━━━━━ GIVEN RECORDS ━━━━━

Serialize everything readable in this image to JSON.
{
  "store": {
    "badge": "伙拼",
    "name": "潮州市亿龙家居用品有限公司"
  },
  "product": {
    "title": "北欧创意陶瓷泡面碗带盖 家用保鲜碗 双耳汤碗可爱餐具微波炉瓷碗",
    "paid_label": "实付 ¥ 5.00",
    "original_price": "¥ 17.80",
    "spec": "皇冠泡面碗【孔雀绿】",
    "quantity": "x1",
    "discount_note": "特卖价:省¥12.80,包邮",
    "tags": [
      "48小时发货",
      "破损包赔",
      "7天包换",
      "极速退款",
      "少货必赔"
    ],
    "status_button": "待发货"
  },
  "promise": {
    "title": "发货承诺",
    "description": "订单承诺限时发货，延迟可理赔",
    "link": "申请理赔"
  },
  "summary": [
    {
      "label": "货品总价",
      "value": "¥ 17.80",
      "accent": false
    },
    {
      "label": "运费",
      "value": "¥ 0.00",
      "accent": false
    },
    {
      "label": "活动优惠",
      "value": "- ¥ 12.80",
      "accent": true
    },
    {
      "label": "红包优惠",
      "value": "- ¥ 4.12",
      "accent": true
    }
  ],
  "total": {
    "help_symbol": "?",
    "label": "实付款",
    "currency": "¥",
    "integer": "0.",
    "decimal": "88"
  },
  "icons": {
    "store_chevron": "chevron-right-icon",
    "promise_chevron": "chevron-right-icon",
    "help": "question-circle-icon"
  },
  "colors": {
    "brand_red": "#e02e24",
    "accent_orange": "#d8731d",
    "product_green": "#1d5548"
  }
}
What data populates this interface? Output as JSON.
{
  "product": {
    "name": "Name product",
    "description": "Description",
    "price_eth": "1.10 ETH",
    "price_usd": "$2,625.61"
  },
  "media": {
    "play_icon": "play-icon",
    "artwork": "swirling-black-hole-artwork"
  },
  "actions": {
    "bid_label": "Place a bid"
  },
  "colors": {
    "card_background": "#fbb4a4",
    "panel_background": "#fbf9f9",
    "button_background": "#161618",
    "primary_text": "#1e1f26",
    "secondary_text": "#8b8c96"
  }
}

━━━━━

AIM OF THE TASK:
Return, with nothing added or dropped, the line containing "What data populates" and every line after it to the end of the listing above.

FINISHED TASK:
What data populates this interface? Output as JSON.
{
  "product": {
    "name": "Name product",
    "description": "Description",
    "price_eth": "1.10 ETH",
    "price_usd": "$2,625.61"
  },
  "media": {
    "play_icon": "play-icon",
    "artwork": "swirling-black-hole-artwork"
  },
  "actions": {
    "bid_label": "Place a bid"
  },
  "colors": {
    "card_background": "#fbb4a4",
    "panel_background": "#fbf9f9",
    "button_background": "#161618",
    "primary_text": "#1e1f26",
    "secondary_text": "#8b8c96"
  }
}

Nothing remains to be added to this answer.